Web page and app entries:
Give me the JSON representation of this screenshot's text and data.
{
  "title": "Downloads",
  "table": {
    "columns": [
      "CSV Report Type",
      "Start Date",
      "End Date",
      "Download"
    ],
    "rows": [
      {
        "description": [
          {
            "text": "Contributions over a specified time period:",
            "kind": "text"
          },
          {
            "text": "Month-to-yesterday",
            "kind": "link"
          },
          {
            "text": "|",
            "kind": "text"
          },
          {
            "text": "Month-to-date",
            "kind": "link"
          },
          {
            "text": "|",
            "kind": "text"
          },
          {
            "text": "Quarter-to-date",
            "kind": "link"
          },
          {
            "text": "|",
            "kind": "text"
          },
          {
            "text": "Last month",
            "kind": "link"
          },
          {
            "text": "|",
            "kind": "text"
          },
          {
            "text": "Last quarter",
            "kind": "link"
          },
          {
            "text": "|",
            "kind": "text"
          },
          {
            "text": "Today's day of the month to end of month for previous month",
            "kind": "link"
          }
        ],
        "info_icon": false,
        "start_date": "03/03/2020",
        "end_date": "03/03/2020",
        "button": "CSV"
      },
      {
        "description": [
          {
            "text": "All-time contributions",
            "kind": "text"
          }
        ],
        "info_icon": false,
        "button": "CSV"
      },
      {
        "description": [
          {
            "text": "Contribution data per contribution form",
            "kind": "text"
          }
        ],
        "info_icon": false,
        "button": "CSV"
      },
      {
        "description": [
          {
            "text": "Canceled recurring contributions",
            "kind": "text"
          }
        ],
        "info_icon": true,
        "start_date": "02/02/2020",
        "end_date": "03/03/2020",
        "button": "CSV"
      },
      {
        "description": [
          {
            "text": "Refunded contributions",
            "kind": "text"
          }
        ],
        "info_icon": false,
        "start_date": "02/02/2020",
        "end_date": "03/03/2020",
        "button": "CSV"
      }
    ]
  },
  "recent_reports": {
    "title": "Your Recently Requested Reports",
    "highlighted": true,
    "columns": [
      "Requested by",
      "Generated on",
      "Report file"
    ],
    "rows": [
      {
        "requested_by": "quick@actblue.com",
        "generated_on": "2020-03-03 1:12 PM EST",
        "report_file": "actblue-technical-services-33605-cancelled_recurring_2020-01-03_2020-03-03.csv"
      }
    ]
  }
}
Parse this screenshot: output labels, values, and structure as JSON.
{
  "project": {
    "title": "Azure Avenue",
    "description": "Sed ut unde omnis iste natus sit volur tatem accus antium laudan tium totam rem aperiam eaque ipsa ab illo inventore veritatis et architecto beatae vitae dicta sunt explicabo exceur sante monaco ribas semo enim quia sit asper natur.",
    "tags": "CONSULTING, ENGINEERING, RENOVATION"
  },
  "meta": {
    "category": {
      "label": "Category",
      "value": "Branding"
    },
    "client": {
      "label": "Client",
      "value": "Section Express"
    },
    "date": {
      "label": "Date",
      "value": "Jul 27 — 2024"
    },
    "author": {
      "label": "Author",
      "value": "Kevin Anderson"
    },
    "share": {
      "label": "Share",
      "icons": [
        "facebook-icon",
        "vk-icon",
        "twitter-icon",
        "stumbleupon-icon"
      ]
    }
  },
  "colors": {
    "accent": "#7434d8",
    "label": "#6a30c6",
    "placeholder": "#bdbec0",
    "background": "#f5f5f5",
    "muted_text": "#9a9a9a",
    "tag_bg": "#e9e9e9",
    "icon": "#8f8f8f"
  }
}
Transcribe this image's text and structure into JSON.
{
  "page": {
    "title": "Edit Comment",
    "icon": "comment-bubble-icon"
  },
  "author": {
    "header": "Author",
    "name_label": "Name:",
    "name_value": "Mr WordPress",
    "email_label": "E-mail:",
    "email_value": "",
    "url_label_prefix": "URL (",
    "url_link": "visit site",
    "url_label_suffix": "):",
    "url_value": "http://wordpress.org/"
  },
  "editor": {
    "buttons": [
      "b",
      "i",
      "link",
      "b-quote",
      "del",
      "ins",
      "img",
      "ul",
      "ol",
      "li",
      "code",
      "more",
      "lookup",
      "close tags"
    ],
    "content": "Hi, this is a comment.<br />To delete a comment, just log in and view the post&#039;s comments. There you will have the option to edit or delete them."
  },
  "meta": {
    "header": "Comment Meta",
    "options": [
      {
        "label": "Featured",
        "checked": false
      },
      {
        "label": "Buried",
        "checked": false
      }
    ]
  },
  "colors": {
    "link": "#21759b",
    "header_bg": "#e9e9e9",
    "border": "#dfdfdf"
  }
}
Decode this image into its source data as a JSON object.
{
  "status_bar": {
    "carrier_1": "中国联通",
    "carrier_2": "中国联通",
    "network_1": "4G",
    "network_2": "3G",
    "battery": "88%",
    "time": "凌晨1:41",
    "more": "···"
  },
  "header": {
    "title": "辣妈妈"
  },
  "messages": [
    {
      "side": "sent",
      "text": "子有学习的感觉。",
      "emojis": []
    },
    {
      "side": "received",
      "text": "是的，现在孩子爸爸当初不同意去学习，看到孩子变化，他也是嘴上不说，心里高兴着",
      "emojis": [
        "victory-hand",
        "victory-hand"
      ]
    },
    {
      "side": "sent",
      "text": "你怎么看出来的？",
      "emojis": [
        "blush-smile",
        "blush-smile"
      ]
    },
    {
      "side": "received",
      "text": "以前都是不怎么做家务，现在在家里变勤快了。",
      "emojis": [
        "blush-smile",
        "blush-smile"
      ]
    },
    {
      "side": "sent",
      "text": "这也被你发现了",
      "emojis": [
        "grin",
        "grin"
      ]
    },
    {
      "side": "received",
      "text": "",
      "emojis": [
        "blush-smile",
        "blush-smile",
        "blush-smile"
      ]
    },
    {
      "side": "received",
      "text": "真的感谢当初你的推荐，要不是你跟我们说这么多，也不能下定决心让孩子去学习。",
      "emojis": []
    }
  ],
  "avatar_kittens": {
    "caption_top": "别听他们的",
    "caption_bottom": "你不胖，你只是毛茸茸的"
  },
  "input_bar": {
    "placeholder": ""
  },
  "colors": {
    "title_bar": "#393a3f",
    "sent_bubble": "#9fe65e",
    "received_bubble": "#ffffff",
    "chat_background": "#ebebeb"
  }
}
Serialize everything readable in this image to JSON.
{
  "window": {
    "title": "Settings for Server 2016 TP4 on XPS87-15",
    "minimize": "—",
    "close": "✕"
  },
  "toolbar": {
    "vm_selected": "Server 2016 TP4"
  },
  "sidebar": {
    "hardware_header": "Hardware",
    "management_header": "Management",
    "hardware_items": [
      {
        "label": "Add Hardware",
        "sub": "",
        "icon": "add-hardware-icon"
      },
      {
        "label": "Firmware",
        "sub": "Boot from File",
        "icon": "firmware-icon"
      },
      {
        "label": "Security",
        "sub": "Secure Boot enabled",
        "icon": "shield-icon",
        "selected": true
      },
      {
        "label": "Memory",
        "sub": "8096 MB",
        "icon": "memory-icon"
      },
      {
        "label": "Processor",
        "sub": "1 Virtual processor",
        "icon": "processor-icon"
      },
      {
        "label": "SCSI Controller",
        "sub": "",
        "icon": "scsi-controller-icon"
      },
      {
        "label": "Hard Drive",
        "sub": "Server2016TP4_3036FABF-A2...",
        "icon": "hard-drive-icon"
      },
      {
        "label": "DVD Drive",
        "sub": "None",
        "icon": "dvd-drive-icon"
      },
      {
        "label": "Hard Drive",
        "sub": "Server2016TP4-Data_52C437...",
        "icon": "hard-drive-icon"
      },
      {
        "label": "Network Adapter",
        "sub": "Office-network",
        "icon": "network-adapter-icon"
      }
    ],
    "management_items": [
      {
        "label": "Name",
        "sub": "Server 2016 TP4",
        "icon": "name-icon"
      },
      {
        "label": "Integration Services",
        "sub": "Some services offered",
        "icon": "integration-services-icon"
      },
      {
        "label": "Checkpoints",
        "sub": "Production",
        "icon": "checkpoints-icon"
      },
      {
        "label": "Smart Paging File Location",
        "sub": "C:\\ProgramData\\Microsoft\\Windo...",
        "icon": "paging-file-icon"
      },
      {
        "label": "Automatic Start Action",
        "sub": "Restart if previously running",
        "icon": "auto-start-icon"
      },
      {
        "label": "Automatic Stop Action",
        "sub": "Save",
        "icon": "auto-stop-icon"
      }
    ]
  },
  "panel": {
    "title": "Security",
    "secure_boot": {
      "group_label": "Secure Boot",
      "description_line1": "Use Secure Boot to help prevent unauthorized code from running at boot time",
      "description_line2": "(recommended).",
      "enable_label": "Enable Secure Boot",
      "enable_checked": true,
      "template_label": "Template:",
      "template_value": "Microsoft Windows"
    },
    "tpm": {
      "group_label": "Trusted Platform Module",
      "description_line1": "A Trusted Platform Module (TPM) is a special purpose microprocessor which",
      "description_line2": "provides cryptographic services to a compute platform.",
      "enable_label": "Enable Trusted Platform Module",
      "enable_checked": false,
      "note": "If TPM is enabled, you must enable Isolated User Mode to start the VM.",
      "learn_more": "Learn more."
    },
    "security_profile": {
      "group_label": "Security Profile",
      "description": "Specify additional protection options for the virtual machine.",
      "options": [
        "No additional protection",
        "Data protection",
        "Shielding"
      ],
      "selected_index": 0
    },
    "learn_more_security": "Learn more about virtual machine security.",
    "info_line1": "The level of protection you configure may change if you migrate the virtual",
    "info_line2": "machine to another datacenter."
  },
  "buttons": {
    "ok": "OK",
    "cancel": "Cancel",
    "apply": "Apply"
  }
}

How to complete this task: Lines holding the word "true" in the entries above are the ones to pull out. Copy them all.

Problem solution:
        "info_icon": true,
    "highlighted": true,
        "selected": true
      "enable_checked": true,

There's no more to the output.